**Goal of the exercise**.
If a line in the records below contains "Avail", copy that line.

**Records supplied**.
:::::

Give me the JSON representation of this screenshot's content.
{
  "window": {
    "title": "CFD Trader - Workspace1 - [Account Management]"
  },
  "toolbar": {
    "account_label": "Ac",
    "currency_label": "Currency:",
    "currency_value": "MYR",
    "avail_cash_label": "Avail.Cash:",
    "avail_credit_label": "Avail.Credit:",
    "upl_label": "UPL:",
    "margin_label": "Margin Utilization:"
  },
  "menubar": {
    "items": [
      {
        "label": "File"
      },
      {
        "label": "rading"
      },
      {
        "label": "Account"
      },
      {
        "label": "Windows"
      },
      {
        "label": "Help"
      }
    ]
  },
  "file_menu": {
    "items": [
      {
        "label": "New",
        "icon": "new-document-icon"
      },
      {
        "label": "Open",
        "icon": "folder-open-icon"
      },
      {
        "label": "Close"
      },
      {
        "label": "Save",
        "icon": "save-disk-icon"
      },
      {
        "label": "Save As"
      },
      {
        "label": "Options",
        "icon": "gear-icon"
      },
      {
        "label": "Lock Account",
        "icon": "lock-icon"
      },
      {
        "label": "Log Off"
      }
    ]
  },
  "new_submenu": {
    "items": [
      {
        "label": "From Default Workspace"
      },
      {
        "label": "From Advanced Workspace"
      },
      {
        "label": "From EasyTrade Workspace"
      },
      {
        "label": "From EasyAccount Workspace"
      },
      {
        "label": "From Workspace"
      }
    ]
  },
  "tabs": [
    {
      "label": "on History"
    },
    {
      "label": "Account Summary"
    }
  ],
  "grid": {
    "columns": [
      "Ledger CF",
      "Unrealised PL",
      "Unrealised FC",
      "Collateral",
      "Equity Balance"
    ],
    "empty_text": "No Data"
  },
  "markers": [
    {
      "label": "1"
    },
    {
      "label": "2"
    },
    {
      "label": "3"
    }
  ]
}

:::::

**Response below**.
    "avail_cash_label": "Avail.Cash:",
    "avail_credit_label": "Avail.Credit:",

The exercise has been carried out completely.